It’s an herbal CSA, which is a relatively new type of CSA in Canada but has caught on in the U.S. The goal of an herbal-focused CSA is to take subscribers into herbal healing, wellness and learning.

Members can build their supplies of medicinal plants, support local organic agriculture (I’m in the process of getting organic certification for The Wild Garden), eat more nutrient-dense wild foods, and learn about wild plants that grow in the greater Ottawa bio-region. They also benefit from free Wild Garden walks and workshops.

Can you describe what a typical delivery from The Wild Garden contains?

Members receive quarterly deliveries which include herbs for infusion, dried tea blends, herb-infused honey and vinegar, wild seasoning blends, wild food preserves, herbal liqueurs and more.

What does it cost to be a member?
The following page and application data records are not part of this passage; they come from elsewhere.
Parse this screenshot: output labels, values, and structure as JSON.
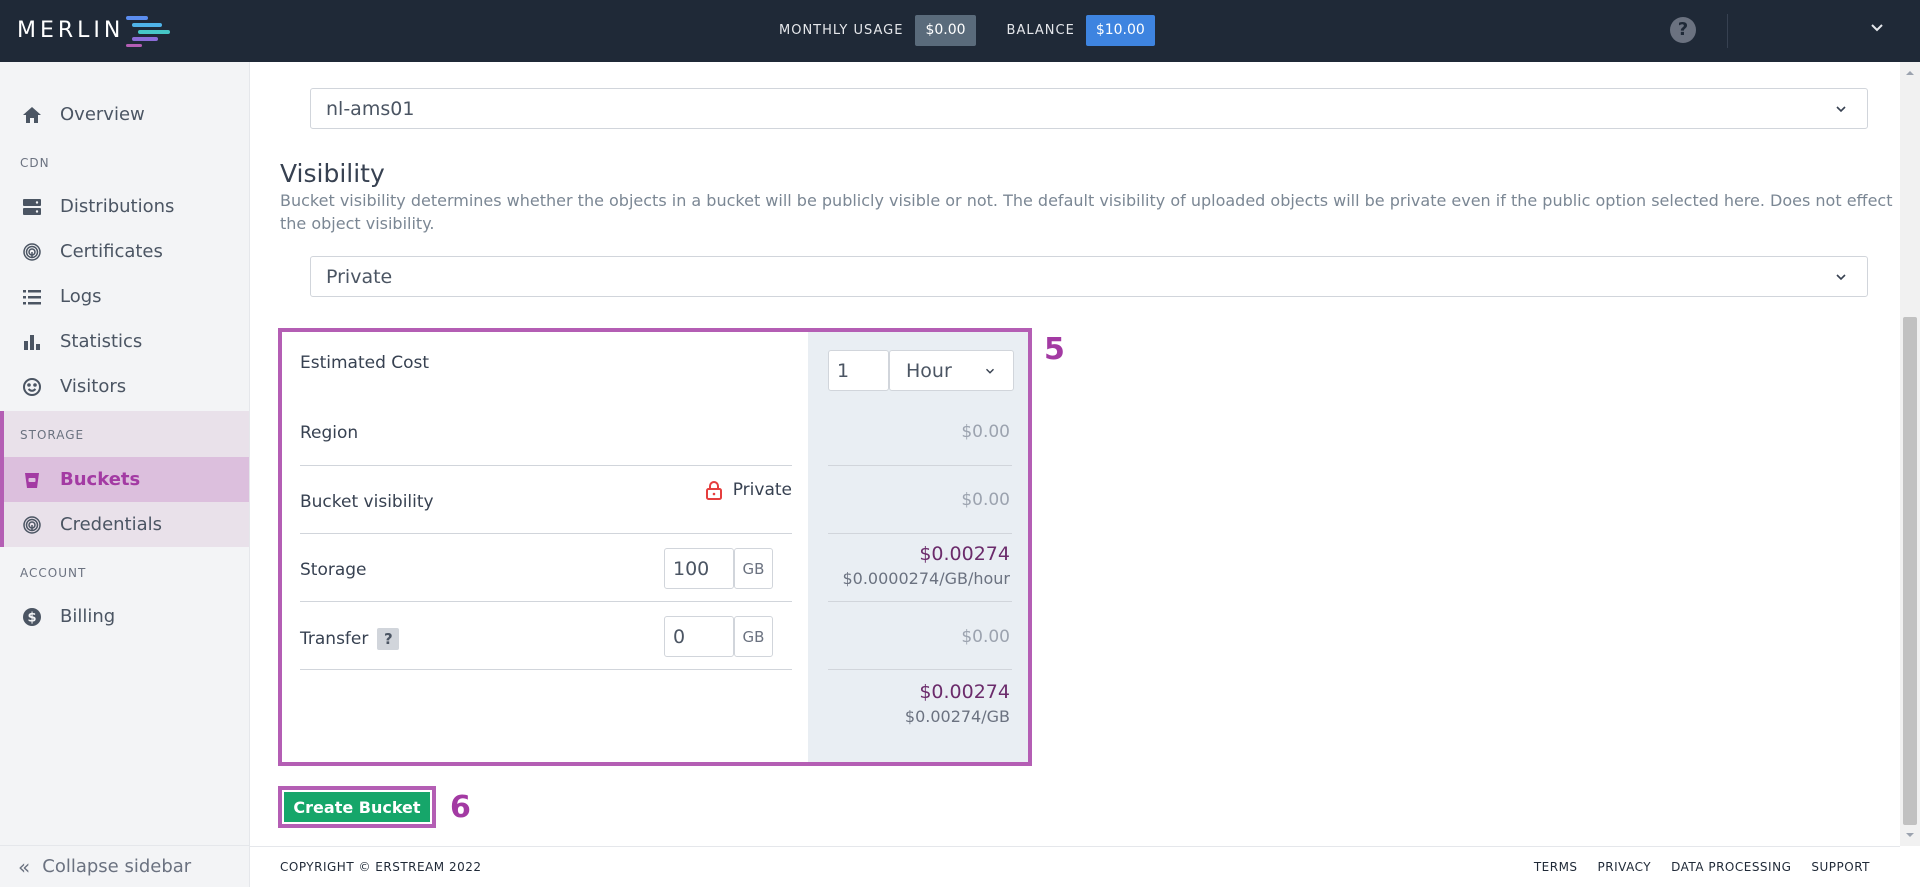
{
  "header": {
    "logo": "MERLIN",
    "monthly_usage_label": "MONTHLY USAGE",
    "monthly_usage_value": "$0.00",
    "balance_label": "BALANCE",
    "balance_value": "$10.00"
  },
  "sidebar": {
    "overview": "Overview",
    "cdn_label": "CDN",
    "distributions": "Distributions",
    "certificates": "Certificates",
    "logs": "Logs",
    "statistics": "Statistics",
    "visitors": "Visitors",
    "storage_label": "STORAGE",
    "buckets": "Buckets",
    "credentials": "Credentials",
    "account_label": "ACCOUNT",
    "billing": "Billing",
    "collapse": "Collapse sidebar"
  },
  "form": {
    "region_select_value": "nl-ams01",
    "visibility_title": "Visibility",
    "visibility_description": "Bucket visibility determines whether the objects in a bucket will be publicly visible or not. The default visibility of uploaded objects will be private even if the public option selected here. Does not effect the object visibility.",
    "visibility_select_value": "Private"
  },
  "estimate": {
    "title": "Estimated Cost",
    "duration_value": "1",
    "duration_unit": "Hour",
    "region_label": "Region",
    "region_cost": "$0.00",
    "bucket_visibility_label": "Bucket visibility",
    "bucket_visibility_value": "Private",
    "bucket_visibility_cost": "$0.00",
    "storage_label": "Storage",
    "storage_value": "100",
    "storage_unit": "GB",
    "storage_cost": "$0.00274",
    "storage_rate": "$0.0000274/GB/hour",
    "transfer_label": "Transfer",
    "transfer_help": "?",
    "transfer_value": "0",
    "transfer_unit": "GB",
    "transfer_cost": "$0.00",
    "total_cost": "$0.00274",
    "total_rate": "$0.00274/GB",
    "step_number": "5"
  },
  "actions": {
    "create_bucket": "Create Bucket",
    "step_number": "6"
  },
  "footer": {
    "copyright": "COPYRIGHT © ERSTREAM 2022",
    "terms": "TERMS",
    "privacy": "PRIVACY",
    "data_processing": "DATA PROCESSING",
    "support": "SUPPORT"
  },
  "colors": {
    "topbar": "#1f2937",
    "highlight": "#b45eb4",
    "accent_green": "#16a66a",
    "balance_blue": "#3e84e0"
  }
}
The spring (April to June) CSA is available in 2 versions: the large CSA costs $225 (6 products a month for 3 months), the small CSA costs $160 for 4 products a month for three months. Both are sold out!

Tell me about the walks and workshops you offer.
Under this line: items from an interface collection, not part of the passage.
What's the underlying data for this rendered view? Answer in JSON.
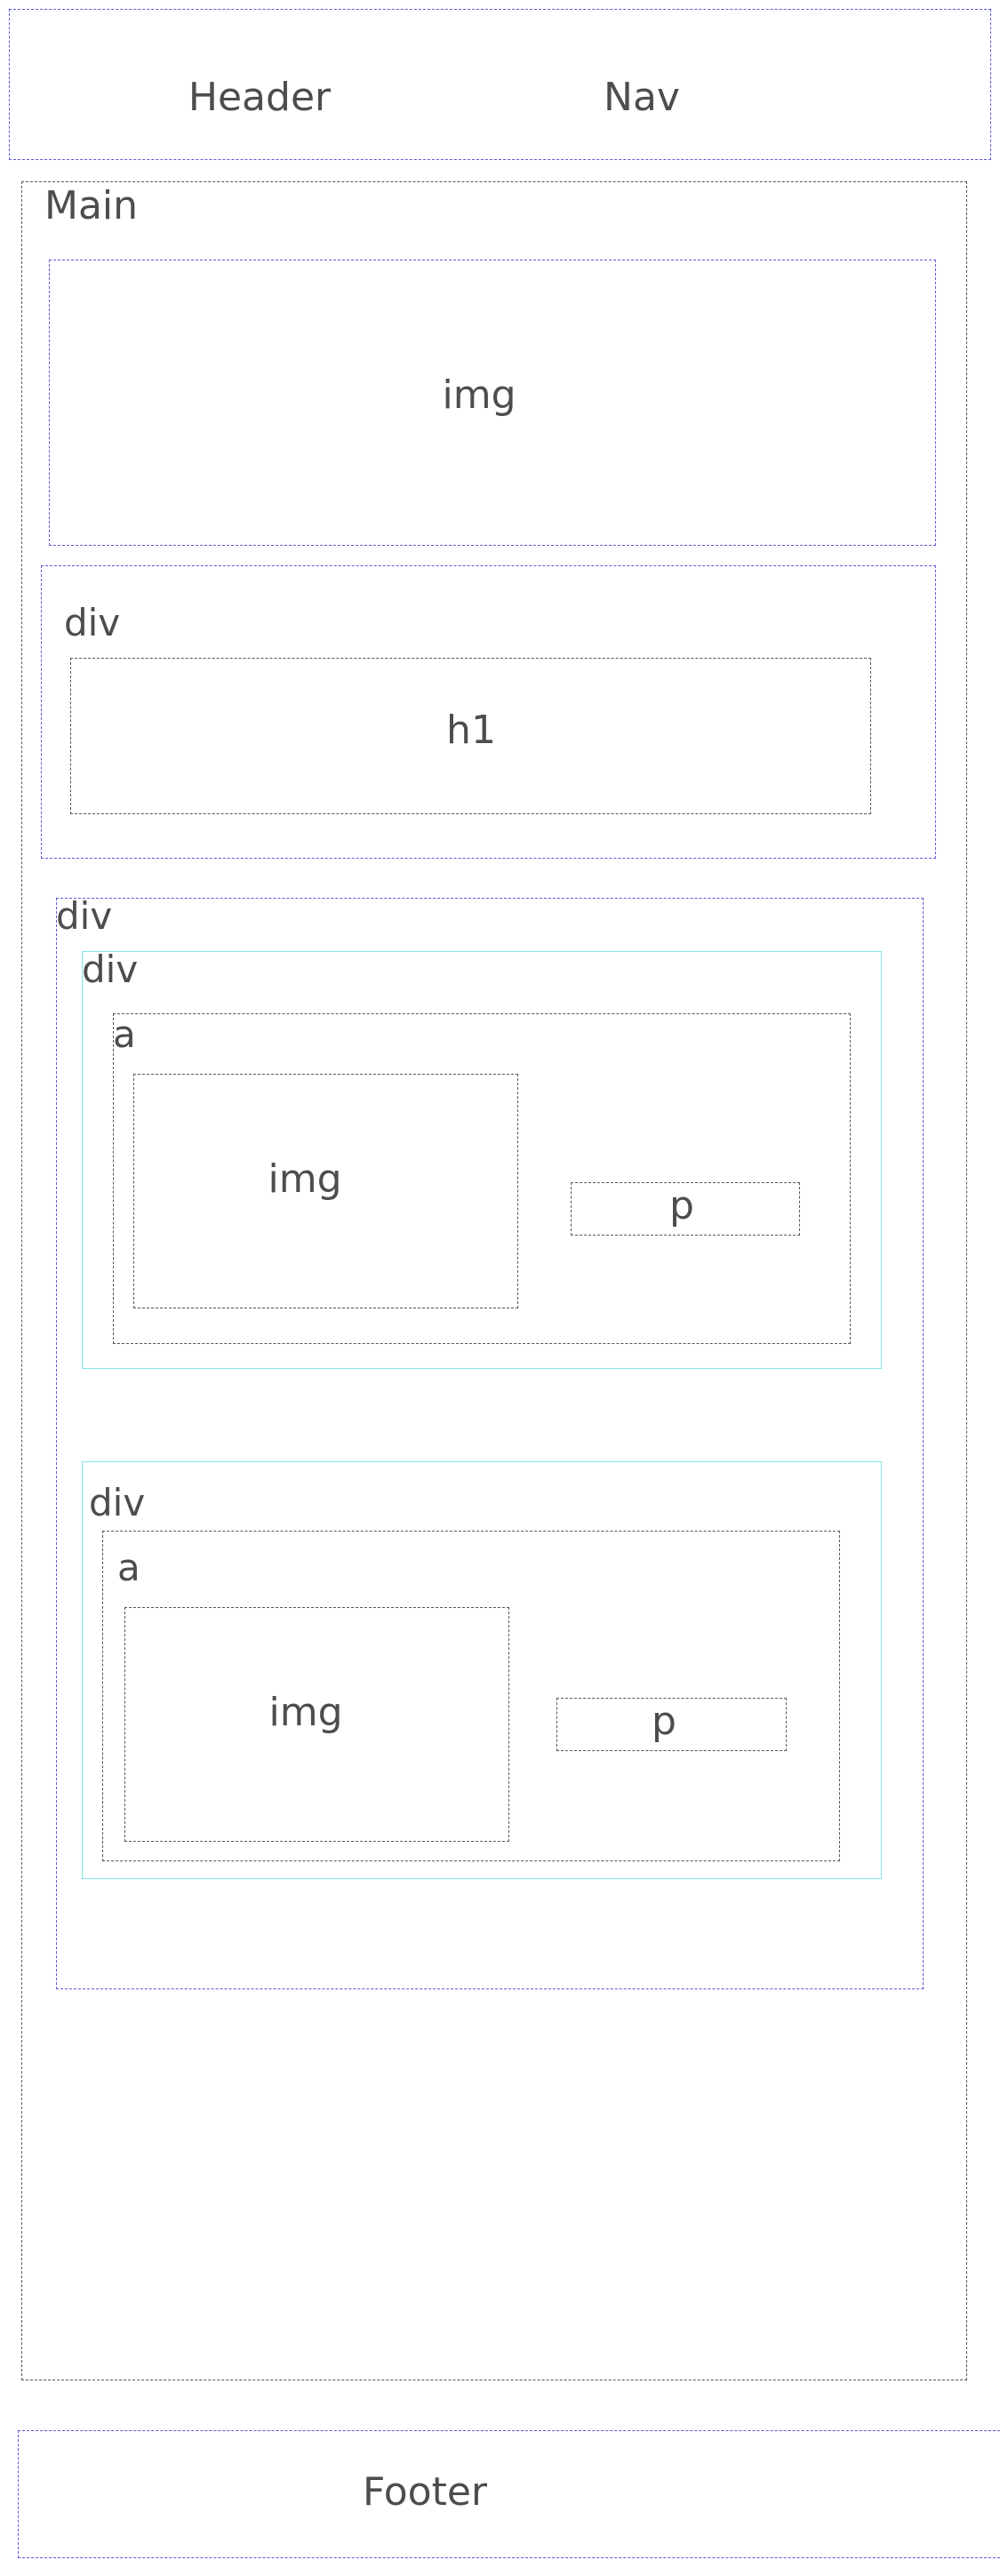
{
  "header": {
    "label": "Header",
    "nav_label": "Nav"
  },
  "main": {
    "label": "Main",
    "hero_img_label": "img",
    "title_section": {
      "div_label": "div",
      "h1_label": "h1"
    },
    "cards_section": {
      "div_label": "div",
      "cards": [
        {
          "div_label": "div",
          "a_label": "a",
          "img_label": "img",
          "p_label": "p"
        },
        {
          "div_label": "div",
          "a_label": "a",
          "img_label": "img",
          "p_label": "p"
        }
      ]
    }
  },
  "footer": {
    "label": "Footer"
  }
}
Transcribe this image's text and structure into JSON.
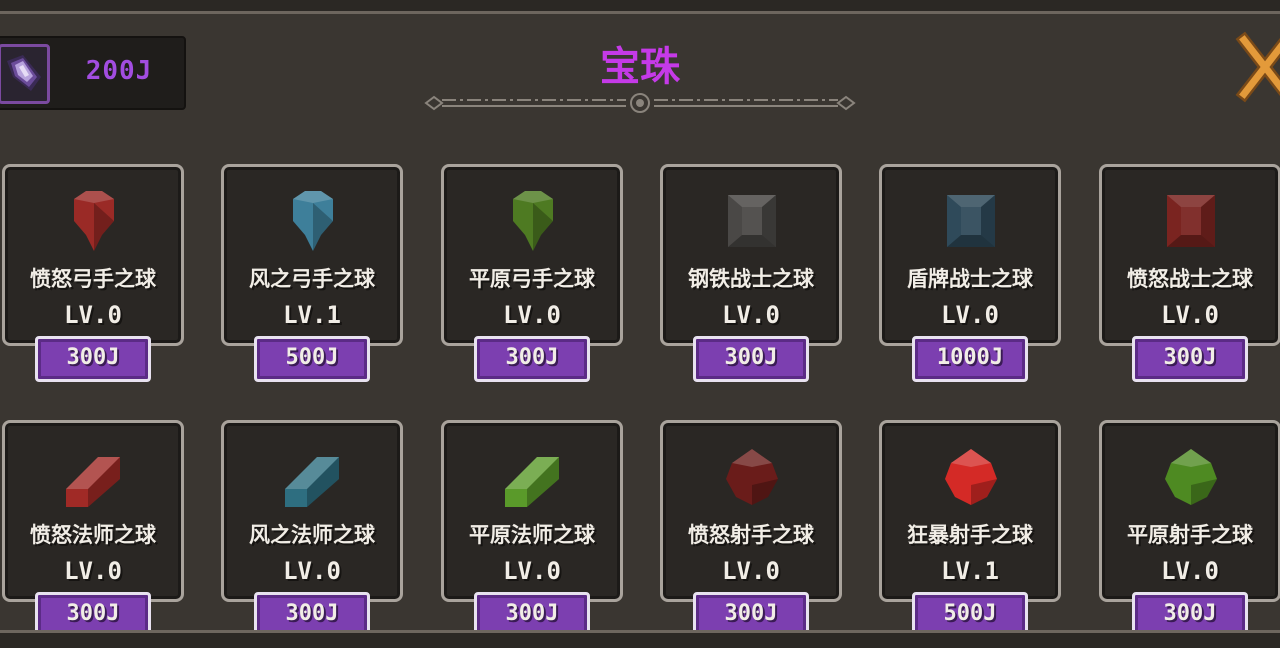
{
  "header": {
    "title": "宝珠",
    "currency_amount": "200J",
    "currency_icon": "purple-gem-icon",
    "close_icon": "close-x-icon"
  },
  "colors": {
    "title": "#c53ae8",
    "currency": "#a24de0",
    "price_button": "#7c3fb0",
    "card_border": "#a9a39c",
    "background": "#3a3631"
  },
  "orbs": [
    {
      "name": "愤怒弓手之球",
      "level": "LV.0",
      "price": "300J",
      "icon": "red-arrowhead-gem-icon",
      "color": "#9a2a26"
    },
    {
      "name": "风之弓手之球",
      "level": "LV.1",
      "price": "500J",
      "icon": "blue-arrowhead-gem-icon",
      "color": "#3e7f9a"
    },
    {
      "name": "平原弓手之球",
      "level": "LV.0",
      "price": "300J",
      "icon": "green-arrowhead-gem-icon",
      "color": "#4e7a22"
    },
    {
      "name": "钢铁战士之球",
      "level": "LV.0",
      "price": "300J",
      "icon": "gray-square-gem-icon",
      "color": "#4a4846"
    },
    {
      "name": "盾牌战士之球",
      "level": "LV.0",
      "price": "1000J",
      "icon": "teal-square-gem-icon",
      "color": "#2f4a5a"
    },
    {
      "name": "愤怒战士之球",
      "level": "LV.0",
      "price": "300J",
      "icon": "red-square-gem-icon",
      "color": "#7a2420"
    },
    {
      "name": "愤怒法师之球",
      "level": "LV.0",
      "price": "300J",
      "icon": "red-bar-gem-icon",
      "color": "#a02a26"
    },
    {
      "name": "风之法师之球",
      "level": "LV.0",
      "price": "300J",
      "icon": "teal-bar-gem-icon",
      "color": "#2e6e80"
    },
    {
      "name": "平原法师之球",
      "level": "LV.0",
      "price": "300J",
      "icon": "green-bar-gem-icon",
      "color": "#5a9a2a"
    },
    {
      "name": "愤怒射手之球",
      "level": "LV.0",
      "price": "300J",
      "icon": "dark-red-round-gem-icon",
      "color": "#6a1c1a"
    },
    {
      "name": "狂暴射手之球",
      "level": "LV.1",
      "price": "500J",
      "icon": "bright-red-round-gem-icon",
      "color": "#d42a26"
    },
    {
      "name": "平原射手之球",
      "level": "LV.0",
      "price": "300J",
      "icon": "green-round-gem-icon",
      "color": "#4e8a22"
    }
  ]
}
This year, my plant walks will be set up more like a course, with 10 classes over four months. Classes can be taken individually but will build on previous classes and cover themes and content in more depth.

By the end of the course, participants will have the knowledge and skills to recognize more than 45,000 species of plants by family, as well as to correctly identify many local, edible and medicinal plants and incorporate them into their daily lives. They’ll also learn about harvesting plants in a beneficial way for the environment, and about post-harvest handling, processing and storage.

What kinds of wild plants would people be surprised to learn are edible or medicinal?

Dandelion, for example, is a culinary vegetable in the Middle East. The stinging nettle’s early spring growth contains iron, vitamins and minerals and makes a tasty soup once the prickles have been removed by crushing or drying the plant. The early shoots of the common orange daylily can be used as salad greens and the plant’s tuber tastes like water chestnut.

Many local plants can be used to support health.  Red clover and raspberry leaf make nourishing teas, elderberry is effective against H1N1 flu, plantain and calendula make good salves for cuts and bites, and camomile, blue vervain and cat nip are good for stress.

What do you enjoy most about what you do?

It’s such a joy learning about plants. We’re connected to them – and to the environment in general — in a deep, transformative way. I feel honoured to work with plants and to send them out into the community which can then benefit from them.

Amber Westfall’s 2014 Wild Edible & Medicinal Plant Course begins May 7. Register online for 10 ($165) or five ($85) classes. 

Have you ever foraged for wild food? Share your experiences.